Her line lately is that she wants to study the Nenets, an Arctic tribe in Siberia, some of whom are reindeer herders adhering to a lifestyle so primitive they wear clothes made of reindeer skins and live in reindeer skin teepees, make nearly everything they need, and spurn all modern conveniences except ceramic teacups. They have the narrowest worldview imaginable. A Nenets proverb, for instance, is: "If you don't eat warm blood and fresh meat, you are doomed to die on the tundra." The Nenets play into Fern's fantasies of being in a much simpler situation, a place of limited expectations.
She stretches off the mattress onto the floor to uncover the clock from beneath a pile of Tracy's clothes, then gives Lucky a little massage on his chest. "Can you keep Lucky for the rest of the afternoon? I have to go to work. I'm on from four to eight tonight. Rush hour. Right after they run the infomercial."
Vaughn curls up as though squeezing the sleep out of his body, pulling his legs and arms in, then pushing them out again. He smiles and explodes with something that sounds like "pow!" and becomes once again center of all the attention in the room. Even Lucky rallies. He gets up on his feet to stand quietly watching the baby for his next surprise.
It occurs to Fern that Vaughn's needs will be rapidly changing and expanding. Soon he'll be tottering around, rummaging through danger-packed cabinets. Then he'll have to be placed in preschool and go to summer oboe camp and get expensive braces on his teeth, and then in spite of all the attention and concern of the adults around him, he'll do something brainless like inhale air freshener on a dare, or steal a car. Or flunk out of a decent college and have to finish up at someplace nobody ever heard of in Ohio. But then he'll get it all together and find some niche in the universe. His own pattern of connect-the-dots. It's hard to imagine; all of this seems remote as another galaxy on this still summer day that smells like lawn and tomatoes and seems as though it could hold itself in place forever.

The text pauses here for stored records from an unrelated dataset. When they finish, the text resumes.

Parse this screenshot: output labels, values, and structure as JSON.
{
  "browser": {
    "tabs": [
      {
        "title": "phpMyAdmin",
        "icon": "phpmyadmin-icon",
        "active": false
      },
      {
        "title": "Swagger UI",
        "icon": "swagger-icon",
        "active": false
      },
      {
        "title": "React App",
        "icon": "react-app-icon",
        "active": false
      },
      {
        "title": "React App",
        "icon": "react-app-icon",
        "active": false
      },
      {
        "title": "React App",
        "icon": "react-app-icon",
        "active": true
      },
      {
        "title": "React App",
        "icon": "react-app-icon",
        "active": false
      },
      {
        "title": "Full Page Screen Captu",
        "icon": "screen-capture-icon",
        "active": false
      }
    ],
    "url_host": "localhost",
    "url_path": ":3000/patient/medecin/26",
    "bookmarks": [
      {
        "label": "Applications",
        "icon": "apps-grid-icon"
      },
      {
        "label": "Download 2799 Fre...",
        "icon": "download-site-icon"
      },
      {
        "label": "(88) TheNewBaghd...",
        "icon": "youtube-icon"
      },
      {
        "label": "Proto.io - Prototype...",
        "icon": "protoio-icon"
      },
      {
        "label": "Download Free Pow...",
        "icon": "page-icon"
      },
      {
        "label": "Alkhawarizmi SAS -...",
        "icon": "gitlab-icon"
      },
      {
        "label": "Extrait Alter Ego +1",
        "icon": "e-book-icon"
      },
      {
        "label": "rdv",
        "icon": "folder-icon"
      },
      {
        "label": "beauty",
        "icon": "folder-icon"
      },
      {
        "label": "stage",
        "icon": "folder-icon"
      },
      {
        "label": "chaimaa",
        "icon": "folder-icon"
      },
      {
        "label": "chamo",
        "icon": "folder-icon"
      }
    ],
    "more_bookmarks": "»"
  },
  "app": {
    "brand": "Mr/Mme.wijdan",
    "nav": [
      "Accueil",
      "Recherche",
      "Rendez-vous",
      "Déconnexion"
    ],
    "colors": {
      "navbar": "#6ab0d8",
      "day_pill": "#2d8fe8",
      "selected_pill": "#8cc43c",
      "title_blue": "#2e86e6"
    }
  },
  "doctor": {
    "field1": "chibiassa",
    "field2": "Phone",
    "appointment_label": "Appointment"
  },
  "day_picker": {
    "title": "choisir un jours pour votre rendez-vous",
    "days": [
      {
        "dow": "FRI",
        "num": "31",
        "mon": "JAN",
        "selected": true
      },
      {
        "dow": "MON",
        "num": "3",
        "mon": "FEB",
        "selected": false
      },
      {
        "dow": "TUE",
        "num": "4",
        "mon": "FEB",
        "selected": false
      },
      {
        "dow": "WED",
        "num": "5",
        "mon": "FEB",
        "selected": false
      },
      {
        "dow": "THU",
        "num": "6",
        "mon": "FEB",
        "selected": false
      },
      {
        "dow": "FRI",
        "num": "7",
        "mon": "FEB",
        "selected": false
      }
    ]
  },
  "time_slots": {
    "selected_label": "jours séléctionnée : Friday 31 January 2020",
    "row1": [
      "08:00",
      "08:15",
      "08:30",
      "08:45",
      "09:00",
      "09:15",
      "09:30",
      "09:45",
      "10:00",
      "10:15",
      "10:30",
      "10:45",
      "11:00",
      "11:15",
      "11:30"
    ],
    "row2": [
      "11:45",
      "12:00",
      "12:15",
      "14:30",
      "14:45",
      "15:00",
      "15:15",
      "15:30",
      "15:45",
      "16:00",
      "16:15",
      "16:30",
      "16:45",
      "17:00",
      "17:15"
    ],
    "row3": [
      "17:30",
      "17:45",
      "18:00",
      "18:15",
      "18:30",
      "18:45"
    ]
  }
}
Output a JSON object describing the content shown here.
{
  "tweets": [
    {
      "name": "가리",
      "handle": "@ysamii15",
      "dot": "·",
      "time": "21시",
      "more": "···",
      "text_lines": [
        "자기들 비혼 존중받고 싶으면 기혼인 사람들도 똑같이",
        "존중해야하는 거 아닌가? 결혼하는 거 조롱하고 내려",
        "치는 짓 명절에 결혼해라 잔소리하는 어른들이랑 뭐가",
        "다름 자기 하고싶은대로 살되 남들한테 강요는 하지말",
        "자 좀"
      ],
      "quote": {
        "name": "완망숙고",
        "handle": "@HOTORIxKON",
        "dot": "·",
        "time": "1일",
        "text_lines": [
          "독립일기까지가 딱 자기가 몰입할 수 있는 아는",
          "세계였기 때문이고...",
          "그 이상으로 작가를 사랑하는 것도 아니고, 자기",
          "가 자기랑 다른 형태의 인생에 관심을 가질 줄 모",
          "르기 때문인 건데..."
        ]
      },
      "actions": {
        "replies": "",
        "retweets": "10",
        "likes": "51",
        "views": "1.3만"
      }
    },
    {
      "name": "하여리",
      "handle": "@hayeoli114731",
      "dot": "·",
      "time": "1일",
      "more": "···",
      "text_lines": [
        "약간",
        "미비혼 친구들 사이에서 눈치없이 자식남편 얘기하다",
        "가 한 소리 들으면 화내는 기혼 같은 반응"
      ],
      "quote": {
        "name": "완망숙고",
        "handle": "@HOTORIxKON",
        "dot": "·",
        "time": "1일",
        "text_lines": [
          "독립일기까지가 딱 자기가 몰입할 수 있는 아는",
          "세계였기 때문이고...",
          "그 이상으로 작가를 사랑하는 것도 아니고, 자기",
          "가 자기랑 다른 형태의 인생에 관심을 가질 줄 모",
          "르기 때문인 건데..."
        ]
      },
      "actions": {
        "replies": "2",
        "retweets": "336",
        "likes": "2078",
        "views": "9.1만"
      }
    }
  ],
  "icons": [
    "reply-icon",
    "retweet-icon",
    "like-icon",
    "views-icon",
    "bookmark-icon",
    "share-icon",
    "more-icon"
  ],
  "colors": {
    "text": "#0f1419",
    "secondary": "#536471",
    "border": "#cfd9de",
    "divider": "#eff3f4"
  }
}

"What do you think he's smiling about?" Tracy says, giving up her index finger to Vaughn's grip. "What can a baby's dreams be? What can he know yet?"
"He knows he's a miracle," Fern says, putting her face close to his head, which smells like powder and sweat and is covered in thick dark brown hair like a cheap toupee. Everyone says he'll lose this, but so far he hasn't. "He's thinking, So far, so good. He's resting on his laurels."
Copyright © 2002 by Carol Anshaw. Reprinted by permission of Houghton Mifflin Company.